(Element data from apps and pages)
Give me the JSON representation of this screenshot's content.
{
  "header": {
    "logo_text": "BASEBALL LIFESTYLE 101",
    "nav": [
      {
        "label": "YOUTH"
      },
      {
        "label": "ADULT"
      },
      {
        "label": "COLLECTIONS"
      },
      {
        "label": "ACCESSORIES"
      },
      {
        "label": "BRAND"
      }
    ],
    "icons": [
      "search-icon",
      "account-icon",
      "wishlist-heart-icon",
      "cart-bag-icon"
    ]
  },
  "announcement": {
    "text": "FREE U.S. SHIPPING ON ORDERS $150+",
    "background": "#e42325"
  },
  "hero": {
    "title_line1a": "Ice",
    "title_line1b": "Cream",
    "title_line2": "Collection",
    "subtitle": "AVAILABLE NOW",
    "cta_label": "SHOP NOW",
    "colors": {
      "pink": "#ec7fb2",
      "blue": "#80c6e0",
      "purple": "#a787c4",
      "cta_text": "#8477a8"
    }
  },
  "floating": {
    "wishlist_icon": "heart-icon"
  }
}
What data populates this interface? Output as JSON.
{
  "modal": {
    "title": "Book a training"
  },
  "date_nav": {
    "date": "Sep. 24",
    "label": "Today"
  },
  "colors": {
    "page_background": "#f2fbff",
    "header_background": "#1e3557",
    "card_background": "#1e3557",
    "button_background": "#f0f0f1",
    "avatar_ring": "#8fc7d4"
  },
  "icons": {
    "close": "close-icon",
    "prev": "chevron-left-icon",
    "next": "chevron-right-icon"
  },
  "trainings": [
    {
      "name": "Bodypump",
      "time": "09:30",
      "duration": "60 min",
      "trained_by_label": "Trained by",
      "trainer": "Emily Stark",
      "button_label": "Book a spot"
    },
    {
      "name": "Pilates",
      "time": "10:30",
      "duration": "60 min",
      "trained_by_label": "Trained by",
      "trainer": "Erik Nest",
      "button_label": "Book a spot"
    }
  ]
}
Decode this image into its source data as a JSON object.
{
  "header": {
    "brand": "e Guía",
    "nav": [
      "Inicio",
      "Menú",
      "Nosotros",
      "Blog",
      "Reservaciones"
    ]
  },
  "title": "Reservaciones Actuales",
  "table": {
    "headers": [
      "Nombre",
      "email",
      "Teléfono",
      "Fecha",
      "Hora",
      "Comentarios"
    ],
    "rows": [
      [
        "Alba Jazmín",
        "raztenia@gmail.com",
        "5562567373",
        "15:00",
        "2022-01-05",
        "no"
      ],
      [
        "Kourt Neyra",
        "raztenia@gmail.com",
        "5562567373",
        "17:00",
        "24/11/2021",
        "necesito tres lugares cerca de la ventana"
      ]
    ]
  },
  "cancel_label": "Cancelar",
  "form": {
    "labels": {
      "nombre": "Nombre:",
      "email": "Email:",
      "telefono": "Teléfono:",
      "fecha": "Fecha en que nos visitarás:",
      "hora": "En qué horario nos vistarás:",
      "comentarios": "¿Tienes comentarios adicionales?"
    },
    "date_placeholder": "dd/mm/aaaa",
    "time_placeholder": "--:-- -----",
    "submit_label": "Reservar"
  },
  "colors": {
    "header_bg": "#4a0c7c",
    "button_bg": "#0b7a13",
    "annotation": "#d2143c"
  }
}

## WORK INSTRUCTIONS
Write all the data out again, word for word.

## COMPLETED TASK
Give me the JSON representation of this screenshot's content.
{
  "header": {
    "logo_text": "BASEBALL LIFESTYLE 101",
    "nav": [
      {
        "label": "YOUTH"
      },
      {
        "label": "ADULT"
      },
      {
        "label": "COLLECTIONS"
      },
      {
        "label": "ACCESSORIES"
      },
      {
        "label": "BRAND"
      }
    ],
    "icons": [
      "search-icon",
      "account-icon",
      "wishlist-heart-icon",
      "cart-bag-icon"
    ]
  },
  "announcement": {
    "text": "FREE U.S. SHIPPING ON ORDERS $150+",
    "background": "#e42325"
  },
  "hero": {
    "title_line1a": "Ice",
    "title_line1b": "Cream",
    "title_line2": "Collection",
    "subtitle": "AVAILABLE NOW",
    "cta_label": "SHOP NOW",
    "colors": {
      "pink": "#ec7fb2",
      "blue": "#80c6e0",
      "purple": "#a787c4",
      "cta_text": "#8477a8"
    }
  },
  "floating": {
    "wishlist_icon": "heart-icon"
  }
}
What data populates this interface? Output as JSON.
{
  "modal": {
    "title": "Book a training"
  },
  "date_nav": {
    "date": "Sep. 24",
    "label": "Today"
  },
  "colors": {
    "page_background": "#f2fbff",
    "header_background": "#1e3557",
    "card_background": "#1e3557",
    "button_background": "#f0f0f1",
    "avatar_ring": "#8fc7d4"
  },
  "icons": {
    "close": "close-icon",
    "prev": "chevron-left-icon",
    "next": "chevron-right-icon"
  },
  "trainings": [
    {
      "name": "Bodypump",
      "time": "09:30",
      "duration": "60 min",
      "trained_by_label": "Trained by",
      "trainer": "Emily Stark",
      "button_label": "Book a spot"
    },
    {
      "name": "Pilates",
      "time": "10:30",
      "duration": "60 min",
      "trained_by_label": "Trained by",
      "trainer": "Erik Nest",
      "button_label": "Book a spot"
    }
  ]
}
Decode this image into its source data as a JSON object.
{
  "header": {
    "brand": "e Guía",
    "nav": [
      "Inicio",
      "Menú",
      "Nosotros",
      "Blog",
      "Reservaciones"
    ]
  },
  "title": "Reservaciones Actuales",
  "table": {
    "headers": [
      "Nombre",
      "email",
      "Teléfono",
      "Fecha",
      "Hora",
      "Comentarios"
    ],
    "rows": [
      [
        "Alba Jazmín",
        "raztenia@gmail.com",
        "5562567373",
        "15:00",
        "2022-01-05",
        "no"
      ],
      [
        "Kourt Neyra",
        "raztenia@gmail.com",
        "5562567373",
        "17:00",
        "24/11/2021",
        "necesito tres lugares cerca de la ventana"
      ]
    ]
  },
  "cancel_label": "Cancelar",
  "form": {
    "labels": {
      "nombre": "Nombre:",
      "email": "Email:",
      "telefono": "Teléfono:",
      "fecha": "Fecha en que nos visitarás:",
      "hora": "En qué horario nos vistarás:",
      "comentarios": "¿Tienes comentarios adicionales?"
    },
    "date_placeholder": "dd/mm/aaaa",
    "time_placeholder": "--:-- -----",
    "submit_label": "Reservar"
  },
  "colors": {
    "header_bg": "#4a0c7c",
    "button_bg": "#0b7a13",
    "annotation": "#d2143c"
  }
}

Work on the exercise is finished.